NCPI Workmark
Articles in regional publications that pertain to a wide range of North Carolina-related topics.

Search Results


9 results for Hood, John
Currently viewing results 1 - 9
PAGE OF 1
Record #:
23064
Author(s):
Abstract:
The Interstate highway system in North Carolina faces daily issues of clogging, high traffic volume, and accidents. Unfortunately, over the next 35 years, the state of North Carolina will need to spend $11.3 billion in reconstruction and $9.4 billion to widen the roads. John Hood, president of the John William Pope Foundation suggests that rather than raising the sales tax, the state should consider using tolls to pay for interstate improvements.
Source:
Indy Week (NoCar Oversize AP 2 .I57), Vol. 32 Issue 1, January 2015, p6-7, il Periodical Website
Record #:
23155
Author(s):
Abstract:
John Hood, president of the John William Pope Foundation, offers his suggestions for how the North Carolina government can save money and become more cost-competitive.
Subject(s):
Full Text:
Record #:
28470
Author(s):
Abstract:
In the debate over House Bill 2, opinions diverge on who is the intimidator. The author talks about why efforts to find a compromise broke down and how the value of freedom versus security played a role. For opponents of the “bathroom bill,” state lawmakers were bullies dictating to local officials what ordinances they could pass and which bathrooms transgender North Carolinians could use in government buildings. For supporters of HB2, out-of-state interests were the bullies who were using boycotts and other pressure to dictate what laws could be passed and what their bathroom policies could be.

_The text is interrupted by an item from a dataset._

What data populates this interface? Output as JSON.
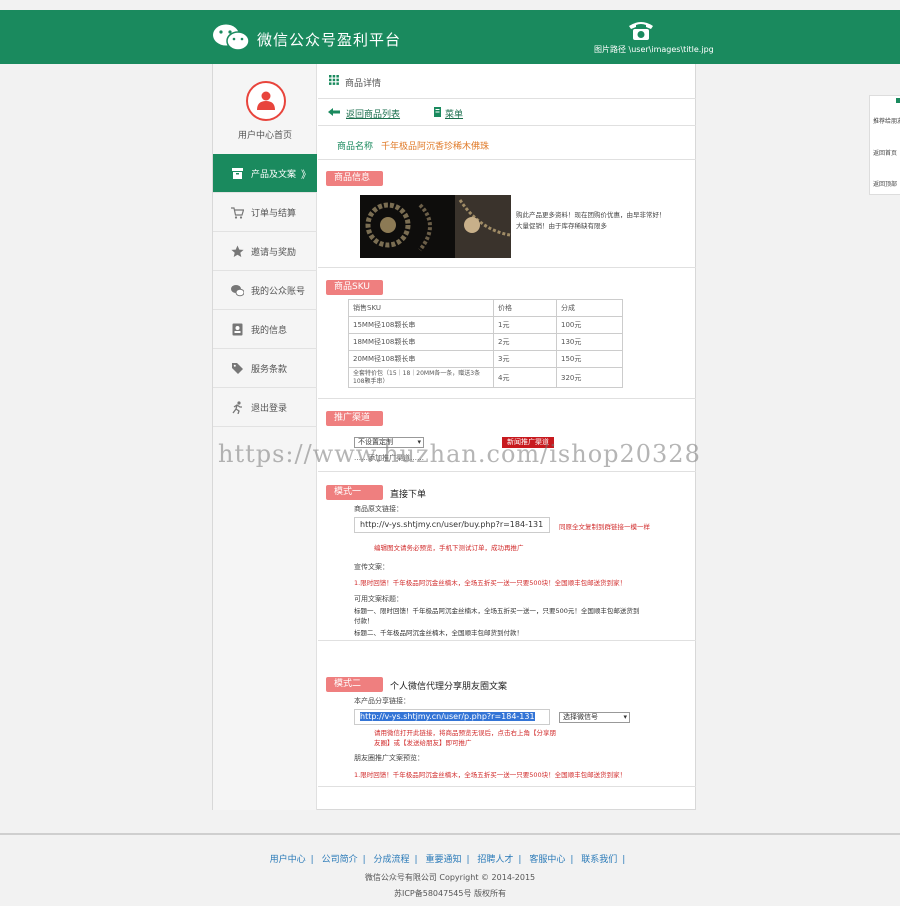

Record #:
30202
Author(s):
Abstract:
When it comes to trade policy, North Carolina has a great deal at stake. Although previous trade agreements have increased competitive pressure on some traditional industries, such as textiles and furniture, opening foreign markets to other consumer products has been essential to the success of many companies doing business in the state. With a new presidency, there may be new policies for international trade and relations.
Source:
Full Text:
Record #:
30389
Author(s):
Abstract:
For decades, North Carolina politicians, policy analysts, and interest groups have talked about reforming the state’s antiquated tax code. This article presents different perspectives in the Great Tax Reform Debate of 2013, and discusses challenges in the state economy. Also discussed are recommendations for a form of consumption taxation called the USA Tax, for Unlimited Savings Allowance.
Source:
Carolina Banker (HG 2153 N8 C66), Vol. 92 Issue 1, Spring 2013, p23-24, por
Record #:
36254
Author(s):
Abstract:
Until 2017, one of the areas that had received comparatively little political attention in North Carolina’s state lawmakers is transportation. Under a Republican-controlled state government, ceasing the transfer of funds from the Highway Fund and Highway Trust Fund. This, along with a change in taxes and fees, promised to provide more funds for transportation-related projects. An accompanying chart illustrated the proposed transportation spending over the next four years.
Record #:
36273
Author(s):
Abstract:
Economic and occupational growth in the Tarheel State, partly because of sectors such as banking and higher education, has fed what Hood called North Carolina Exceptionalism. What may be less obvious to those on both side of the political spectrum is the role that the Republican and Democrat parties have played in the growth of such sectors, whether for credit or blame.
Record #:
36298
Author(s):
Abstract:
Contentions between America’s political parties arise from misunderstandings as much as differences of opinion, according to the author. Clearing up some misunderstandings is Hood’s analysis of how the first amendment, tax cuts, war on poverty, and fight to improve education impact American society.
Record #:
36309
Author(s):
Abstract:
Giving a considerable kick-start to America’s economy and job development is small businesses. Experts are hopeful the recent uptick in entrepreneurial ventures will bring the needed economic and occupational boost. The author believes this trend’s continuation includes making establishment of innovative and disruptive businesses possible for the next generation. Hood believed this was possible through activities such as entrepreneurship education programs through 4-H clubs and the Raleigh Children’s Business Fair.